A Northumberland Alpine Gardener's Diary
This entry: 11 February 2007 by John Richards
Northumberland Diary. Entry 23.
It was bound to happen. Just as I started to celebrate the arrival of earliest spring in the diary last week, winter finally arrived. It was even in the back of my mind that we needed to slow things down a bit, so I would call the seasons' bluff! Anyway, it worked, if only for 48 hours; its just very unpleasant, cold and rainy now. We had much less snow than further south, only about 2 cm, but it froze and stayed for a couple of days. Here are a couple of early flowerers in the snow, first Cyclamen coum, and then Daphne blagayana in the compact form 'Brenda Anderson'.
In for a duck

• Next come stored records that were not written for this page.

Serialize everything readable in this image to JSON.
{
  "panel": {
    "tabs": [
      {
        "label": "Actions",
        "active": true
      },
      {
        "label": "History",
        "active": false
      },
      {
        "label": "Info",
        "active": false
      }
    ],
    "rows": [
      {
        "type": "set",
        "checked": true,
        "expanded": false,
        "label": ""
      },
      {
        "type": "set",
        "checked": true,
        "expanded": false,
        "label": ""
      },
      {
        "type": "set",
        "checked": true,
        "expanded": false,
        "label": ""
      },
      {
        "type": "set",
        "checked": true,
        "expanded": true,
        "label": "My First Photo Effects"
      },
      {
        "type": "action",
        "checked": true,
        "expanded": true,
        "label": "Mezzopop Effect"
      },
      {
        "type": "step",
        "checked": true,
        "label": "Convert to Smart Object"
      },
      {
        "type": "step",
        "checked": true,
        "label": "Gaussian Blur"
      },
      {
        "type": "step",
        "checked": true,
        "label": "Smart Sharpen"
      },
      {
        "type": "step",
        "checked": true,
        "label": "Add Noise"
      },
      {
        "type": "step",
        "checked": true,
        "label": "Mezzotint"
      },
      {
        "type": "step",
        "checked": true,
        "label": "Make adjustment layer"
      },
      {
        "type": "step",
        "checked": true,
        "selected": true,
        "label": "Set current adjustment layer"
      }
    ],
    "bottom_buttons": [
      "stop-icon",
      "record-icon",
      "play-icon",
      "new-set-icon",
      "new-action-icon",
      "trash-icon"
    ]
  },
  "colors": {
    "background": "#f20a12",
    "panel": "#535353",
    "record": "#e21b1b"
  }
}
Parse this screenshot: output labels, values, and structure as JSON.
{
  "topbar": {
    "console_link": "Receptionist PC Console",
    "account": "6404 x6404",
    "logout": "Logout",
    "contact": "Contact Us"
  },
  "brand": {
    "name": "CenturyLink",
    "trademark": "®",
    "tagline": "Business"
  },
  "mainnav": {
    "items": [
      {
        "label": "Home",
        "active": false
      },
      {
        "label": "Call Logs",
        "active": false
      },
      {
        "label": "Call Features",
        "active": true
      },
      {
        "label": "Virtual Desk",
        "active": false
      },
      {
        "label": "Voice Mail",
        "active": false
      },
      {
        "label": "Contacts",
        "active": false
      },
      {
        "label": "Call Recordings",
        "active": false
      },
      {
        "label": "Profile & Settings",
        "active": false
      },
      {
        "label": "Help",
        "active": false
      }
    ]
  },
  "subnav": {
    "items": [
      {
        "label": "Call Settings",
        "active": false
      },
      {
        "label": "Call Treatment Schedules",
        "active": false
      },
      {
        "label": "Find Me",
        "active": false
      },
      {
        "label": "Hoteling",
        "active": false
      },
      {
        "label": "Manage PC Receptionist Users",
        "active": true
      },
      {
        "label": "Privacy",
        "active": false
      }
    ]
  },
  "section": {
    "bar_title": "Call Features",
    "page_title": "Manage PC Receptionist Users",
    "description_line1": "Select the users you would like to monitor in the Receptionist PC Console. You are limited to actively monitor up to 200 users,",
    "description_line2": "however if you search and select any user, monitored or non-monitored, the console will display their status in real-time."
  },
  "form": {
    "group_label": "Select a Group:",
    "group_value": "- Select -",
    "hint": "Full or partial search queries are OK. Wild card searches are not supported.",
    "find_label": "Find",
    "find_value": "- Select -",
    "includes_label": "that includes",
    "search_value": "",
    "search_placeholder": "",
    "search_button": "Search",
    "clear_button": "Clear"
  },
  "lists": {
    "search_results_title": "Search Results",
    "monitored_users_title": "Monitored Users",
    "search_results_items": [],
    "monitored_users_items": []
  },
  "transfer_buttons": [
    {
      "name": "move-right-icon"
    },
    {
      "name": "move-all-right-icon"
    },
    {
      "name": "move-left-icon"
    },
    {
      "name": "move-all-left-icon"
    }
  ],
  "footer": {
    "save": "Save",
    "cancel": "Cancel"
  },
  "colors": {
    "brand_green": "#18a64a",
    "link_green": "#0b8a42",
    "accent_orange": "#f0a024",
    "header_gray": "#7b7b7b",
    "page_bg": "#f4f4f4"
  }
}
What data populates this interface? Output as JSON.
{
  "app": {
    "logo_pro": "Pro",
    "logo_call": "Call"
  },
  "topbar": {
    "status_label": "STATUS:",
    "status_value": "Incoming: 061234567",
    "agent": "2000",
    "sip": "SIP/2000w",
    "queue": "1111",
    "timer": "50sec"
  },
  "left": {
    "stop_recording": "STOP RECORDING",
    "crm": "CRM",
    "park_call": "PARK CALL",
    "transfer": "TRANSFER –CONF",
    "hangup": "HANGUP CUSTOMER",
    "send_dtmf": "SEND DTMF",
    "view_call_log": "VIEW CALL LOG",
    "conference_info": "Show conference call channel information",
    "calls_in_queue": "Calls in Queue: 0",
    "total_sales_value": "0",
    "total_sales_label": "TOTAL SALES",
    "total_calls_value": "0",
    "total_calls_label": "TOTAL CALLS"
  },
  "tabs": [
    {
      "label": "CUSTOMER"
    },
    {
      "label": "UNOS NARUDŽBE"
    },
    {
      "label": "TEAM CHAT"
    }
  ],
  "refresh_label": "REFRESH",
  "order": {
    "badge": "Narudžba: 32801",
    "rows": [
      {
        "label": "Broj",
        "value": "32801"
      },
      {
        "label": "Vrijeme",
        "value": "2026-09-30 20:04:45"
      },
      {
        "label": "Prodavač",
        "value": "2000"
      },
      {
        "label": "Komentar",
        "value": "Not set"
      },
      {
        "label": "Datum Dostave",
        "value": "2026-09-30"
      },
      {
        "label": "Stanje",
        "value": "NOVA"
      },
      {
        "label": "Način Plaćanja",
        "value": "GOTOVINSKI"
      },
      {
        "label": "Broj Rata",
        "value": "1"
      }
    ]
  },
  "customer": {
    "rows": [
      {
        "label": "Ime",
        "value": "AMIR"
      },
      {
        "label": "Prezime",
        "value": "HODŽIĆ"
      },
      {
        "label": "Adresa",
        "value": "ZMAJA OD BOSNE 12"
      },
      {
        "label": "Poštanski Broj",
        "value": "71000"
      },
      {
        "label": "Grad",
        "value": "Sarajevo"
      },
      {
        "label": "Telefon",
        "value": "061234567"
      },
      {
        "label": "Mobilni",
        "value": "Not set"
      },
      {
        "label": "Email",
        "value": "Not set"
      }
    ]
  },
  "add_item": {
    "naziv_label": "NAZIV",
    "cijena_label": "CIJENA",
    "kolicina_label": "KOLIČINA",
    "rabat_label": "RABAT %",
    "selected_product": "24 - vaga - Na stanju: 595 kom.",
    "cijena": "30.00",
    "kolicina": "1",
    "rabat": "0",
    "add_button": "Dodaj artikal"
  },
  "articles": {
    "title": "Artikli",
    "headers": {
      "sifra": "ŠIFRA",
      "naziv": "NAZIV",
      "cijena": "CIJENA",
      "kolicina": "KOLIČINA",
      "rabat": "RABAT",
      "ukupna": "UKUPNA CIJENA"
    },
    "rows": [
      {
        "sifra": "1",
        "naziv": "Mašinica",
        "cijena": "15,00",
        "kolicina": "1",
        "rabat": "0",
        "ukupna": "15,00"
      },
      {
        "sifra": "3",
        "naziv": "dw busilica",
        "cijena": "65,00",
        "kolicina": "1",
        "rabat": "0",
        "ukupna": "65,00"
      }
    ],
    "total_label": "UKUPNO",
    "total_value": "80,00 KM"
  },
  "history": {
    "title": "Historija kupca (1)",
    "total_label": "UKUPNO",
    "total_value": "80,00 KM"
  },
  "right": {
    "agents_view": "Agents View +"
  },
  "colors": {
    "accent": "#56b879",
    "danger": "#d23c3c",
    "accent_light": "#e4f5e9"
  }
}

Almost as long as we have been in the garden, 16 years or so, we have had a pond, about 3.5 x 2.5 m and 80 cm deep at the deepest. After eight years the butyl liner sprung a leak and I had the noisome and filthy job of emptying the pond and replacing the liner. Imagine my dismay when we returned from holiday in early December to find the water level well down again. The cause was not difficult to discover, as only one of our two ducks were in place, the other having dived into the pond during the extreme gales experienced at that time. I should say that these are no ordinary ducks, but superior, upper-middle class National Trust bronze ducks, but they are very heavy and they do have feet sharp enough to pierce a liner.
Having run out of other garden jobs, and the weather at the time remaining mild and open (!), I finally got round to emptying the pond . I shall not use rampant Ranunculus lingua or Carex pseudocyperus again. The sole white nymphaea waterlily had grown enormous and had to be chopped into numerous pieces before it could be hauled out of the pond. These, some Iris pallida variegata, Carex elata ’Bowles Golden Yellow’) and oxygenators such as ceratophyllums and myriophyllums were put into the waterproof barrow.
The pond was emptied by the simple expedient of attaching the hose to a tap and putting it in the pond. Once the water column was established, the tap end was taken downhill to make a syphon. This worked well enough until it clogged. A netting filter attached to the pond end with a rubber band helped to stop the clogging.
Finally the water became too turbid for the syphon and the rest was removed by bucket. This was just as well, for in was in the murky depths that the torpid wildlife came to light, 13 frogs, 8 common newts, 11 Aeshna juncea dragonfly larvae (I had watched their mother egg-laying), at least one leech and loads of freshwater shrimps. These were put in pond water in buckets, where they remain as I write.
We were resolved not to face this problem again, so we purchased three 'shapes' (£100), which we hope are leak-proof. The liner was thoroughly pierced with a fork, and then partly filled with old turf compost. The idea is for water to fall out of the urn at the top, and then in a series of mini-cascades though the pond shapes, to be pumped back up from the largest, lowest shape. Luckily the pipework leading from pond to the urn through rockwork is already in place. The intervening spaces have then been (partly) filled with good compost so that these areas will make a bog garden. At this point winter intervened!
Undoubtedly, the biggest problem will be to level each of the shapes accurately, so that water only flows out of one corner. They have only been levelled roughly so far. I aim to cover up most of the 'workings' with boulders, most of which I already have, and a guess some 'tweaking' of levels can be done then. It needs to stop raining first!
Most of the early bulbs are impervious to our climate I am happy to say. Having seen Leucojum vernum appearing out of a heavy recent snowfall on the Col de Tende a few years ago, it is not surprising that after snow and frost which bows it to the ground, and then rain, it still looks nearly immaculate. One of the best early bulbs!
In my cool, humid, woodsy garden, Galanthus woronowii is easily the most vigorous snowdrop, seedling everywhere and forming sheets. The form I have is late-flowering and relatively invariable. Nowhere is it anywhere near flower yet. Thus, I was surprised to visit a friends garden in the same town last week to find super large forms of the same thing already in flower. It obviously self-sows with her too, and is much more variable than with me, including some truly massive plants, more than 30 cm from the bulb to flower. It varies in colour and shinyness with her, some plants having dark green matt leaves after the manner of typical G. ikariae, for which G. woronowii was often mistaken. Possibly her population (which she inherited) originally had both species which have since hybridised. In any case they now all have a small inner segment mark, so they cannot be regarded as G. ikariae.